Premium 2 gig DDR2 sticks are running from $40 to $60 on sale these days; and theres no reason to bother with anything cheaper.

Now, you have to decide if you want to go to DDR3 yet or not. If you pick out a motherboard that supports it, it gives you a BIG boost in memory performance, though overall you'll only see about a 10% inprovement; and it's double the memory cost.

Personally... I still say skip it.

6. Video:

This is the interesting one...

Both Nvidia, and ATI/AMD released their next generation cards in the last two months, and both are excellent.

Right now each chipset maker has two price points set.

Nvidia has their GTX 260, from between $250 and $399 (depending on memory and extras), and the GTX 280 at $399 to $599 (again depending on memory and extras).

ATI has their absolute value leading Radeon HD4850 at $180 to $230; and their 4870 at $280 to $320.

Both vendors are also still putting out dual GPU cards (though nvidia hasn't put out a dual 260 or 280 yet); but I don't think they present a good value. Also, all of the cards mentioned above support multi-card (SLI or crossfire); but again I don't think those configurations present good value.

The Nvidia offerings are more expensive, but they are also higher performance. Unfortunately, their performance per dollar isn't nearly as good as the ATI cards, which are frankly spectacular. You are getting twice the performance per dollar as last years mid range and top end cards.

Honestly, I think all four options present good value, and you just have to decide whether you want the best price, or the best performance.

If you don't feel like spending the extra cash for the next gen cards, the Nvidia 8800gt 512 is still the best bargain in the video card market (as it has been since it was released), at a price as low as $125.

7. Hard drives:

Simple question, how much storage do you need?

With 500 gig 7200 rpm 32mb cache hard drives as cheap as $80 and 1tb drives as low as $150, you can pretty much do whatever you want here.

8. Optical drives:
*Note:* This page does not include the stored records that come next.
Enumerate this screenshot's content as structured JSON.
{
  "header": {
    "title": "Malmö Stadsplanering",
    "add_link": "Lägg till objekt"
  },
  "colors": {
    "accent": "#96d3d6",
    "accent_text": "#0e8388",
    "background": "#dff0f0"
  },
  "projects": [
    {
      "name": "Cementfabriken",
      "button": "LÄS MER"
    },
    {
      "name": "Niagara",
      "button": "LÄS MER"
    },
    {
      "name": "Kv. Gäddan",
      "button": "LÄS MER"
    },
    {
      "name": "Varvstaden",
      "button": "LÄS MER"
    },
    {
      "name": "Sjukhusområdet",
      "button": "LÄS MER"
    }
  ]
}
There's no point in not having at least a dual DVD burner setup at this point; and I'd recommend going SATA with everything.
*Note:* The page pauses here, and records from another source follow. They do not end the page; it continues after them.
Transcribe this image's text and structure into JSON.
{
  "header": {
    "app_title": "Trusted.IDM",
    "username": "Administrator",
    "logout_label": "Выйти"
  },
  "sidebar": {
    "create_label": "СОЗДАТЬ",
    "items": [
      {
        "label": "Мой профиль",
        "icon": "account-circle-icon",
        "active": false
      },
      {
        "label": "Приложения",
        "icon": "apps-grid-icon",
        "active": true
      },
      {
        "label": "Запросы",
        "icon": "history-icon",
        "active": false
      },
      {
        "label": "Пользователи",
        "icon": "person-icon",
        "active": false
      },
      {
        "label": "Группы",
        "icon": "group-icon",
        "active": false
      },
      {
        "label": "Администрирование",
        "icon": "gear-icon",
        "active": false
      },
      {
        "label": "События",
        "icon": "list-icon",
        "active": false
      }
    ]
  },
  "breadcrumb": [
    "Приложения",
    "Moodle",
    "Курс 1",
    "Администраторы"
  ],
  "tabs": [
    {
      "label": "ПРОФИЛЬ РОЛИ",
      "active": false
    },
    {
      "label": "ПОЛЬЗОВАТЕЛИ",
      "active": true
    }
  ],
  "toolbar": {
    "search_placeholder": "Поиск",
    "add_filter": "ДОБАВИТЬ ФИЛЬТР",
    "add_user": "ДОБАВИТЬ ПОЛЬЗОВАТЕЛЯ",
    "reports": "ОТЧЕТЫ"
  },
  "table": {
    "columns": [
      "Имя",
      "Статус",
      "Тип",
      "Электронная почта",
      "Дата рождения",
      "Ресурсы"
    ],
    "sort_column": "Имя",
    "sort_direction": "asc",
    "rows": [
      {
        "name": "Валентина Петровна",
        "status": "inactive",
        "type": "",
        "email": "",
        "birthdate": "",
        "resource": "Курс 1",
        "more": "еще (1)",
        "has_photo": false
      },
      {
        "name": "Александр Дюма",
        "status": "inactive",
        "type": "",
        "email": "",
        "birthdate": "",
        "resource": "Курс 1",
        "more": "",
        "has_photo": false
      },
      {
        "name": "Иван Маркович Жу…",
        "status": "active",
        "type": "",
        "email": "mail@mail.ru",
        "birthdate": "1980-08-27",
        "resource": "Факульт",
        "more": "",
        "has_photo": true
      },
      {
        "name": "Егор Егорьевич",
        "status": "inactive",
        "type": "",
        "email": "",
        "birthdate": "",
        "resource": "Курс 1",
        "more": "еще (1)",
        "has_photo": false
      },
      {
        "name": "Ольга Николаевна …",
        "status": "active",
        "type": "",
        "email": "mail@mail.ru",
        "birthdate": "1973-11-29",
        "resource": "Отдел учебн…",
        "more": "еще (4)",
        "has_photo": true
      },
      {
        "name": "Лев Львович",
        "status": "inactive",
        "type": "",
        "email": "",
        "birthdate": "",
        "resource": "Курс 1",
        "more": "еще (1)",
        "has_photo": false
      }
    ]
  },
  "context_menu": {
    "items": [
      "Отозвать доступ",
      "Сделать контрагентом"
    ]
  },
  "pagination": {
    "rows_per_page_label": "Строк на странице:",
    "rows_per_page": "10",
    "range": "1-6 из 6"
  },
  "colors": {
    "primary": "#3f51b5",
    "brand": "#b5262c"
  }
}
Also, at $150 to add blu-ray reading capability, there is no reason not to.

The only real question is, do you want a blu-ray burner or not. Personally, at as low as $269, I think it's worth it; but you may not.
So, right now, if you want to better the factory boxes, you're looking at something like the following:

Case: Coolermaster RC690 - $160 with PSU
PSU: Included
Motherboard: any of the top tier manufacturers boards - $150
Processor: Core 2 Duo 7200 - $120
Memory: 2x 2 gig DDR2 stick - $80
Video: Radeon HD 4850 - $180
Hard Drive: 1x 500 gig drive - $80
Optical Drives: 2x SATA DVD burners, one of which is a blu-ray reader - $200
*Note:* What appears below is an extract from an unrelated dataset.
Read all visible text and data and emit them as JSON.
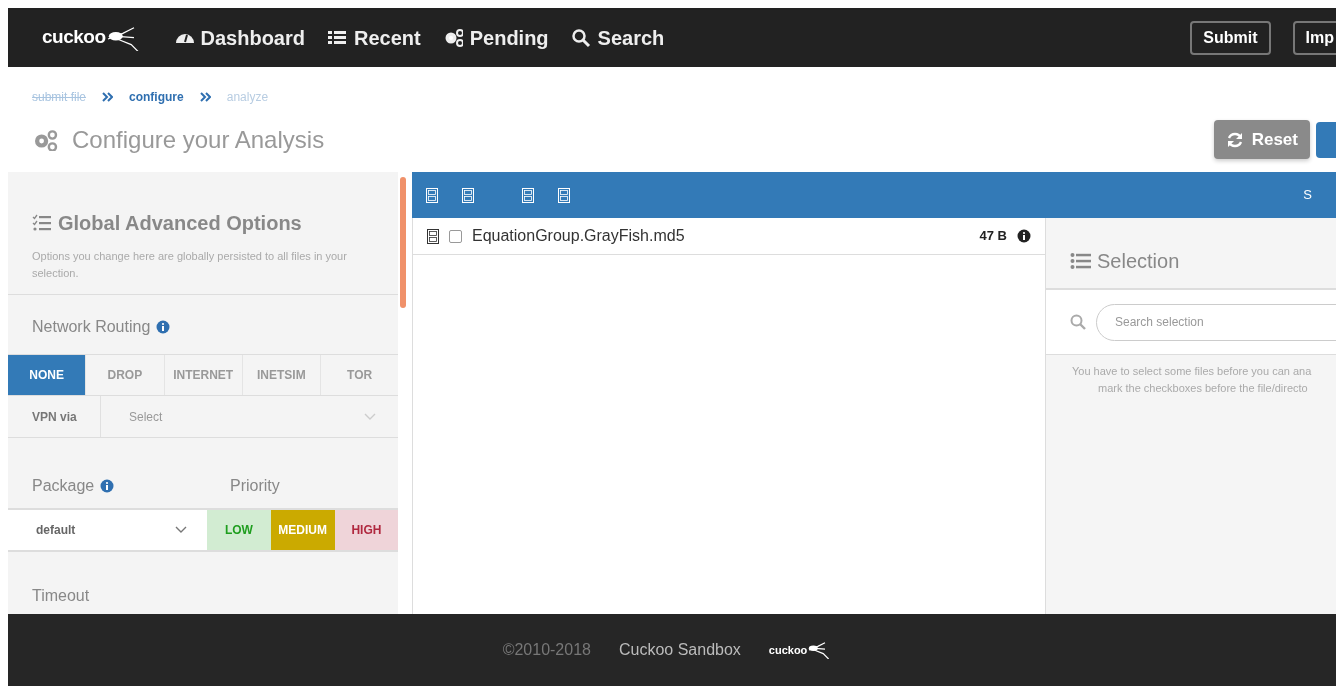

Total: $960

For that $960 you're going to get a better PC than 99% of all factory machines; and at less than half the cost of a factory "gaming" PC.

If you want to build your maximum performance with value, your looking at something like this:

Case: CoolerMaster Cosmos - $200
PSU: Any of the modular PSUs in the $150 price range will do it - $150
Motherboard: any of the top tier manufacturers boards with multi PCIe slots- $200
Processor: Core 2 Quad 6600 - $180
Memory: 4x 2 gig DDR2 stick - $160
Video: Nividia GTX280 - $420
Hard Drive: 1x 500 gig drive, plus 2x 1tb drive in a software RAID - $380
Optical Drives: 2x SATA DVD burners, one of which is a blu-ray writer - $300

Total: $2080

Seriously, the only way you're going to get more performance out of a home PC, is to double your video card (an additional $420), push your mobo up to $650 (+ $450), and your CPU up to $3000 (+ $2800) with a dual skulltrail platform... and even then, you're only going to see maybe a 35% boost for your additional $3670.

Nearly triple the total price for 35%performance boost? No thanks.

The only thing good about that price, is that it's about $2000 less than you'd pay a major manufacturer for the privilege of buying an equivalent system from them.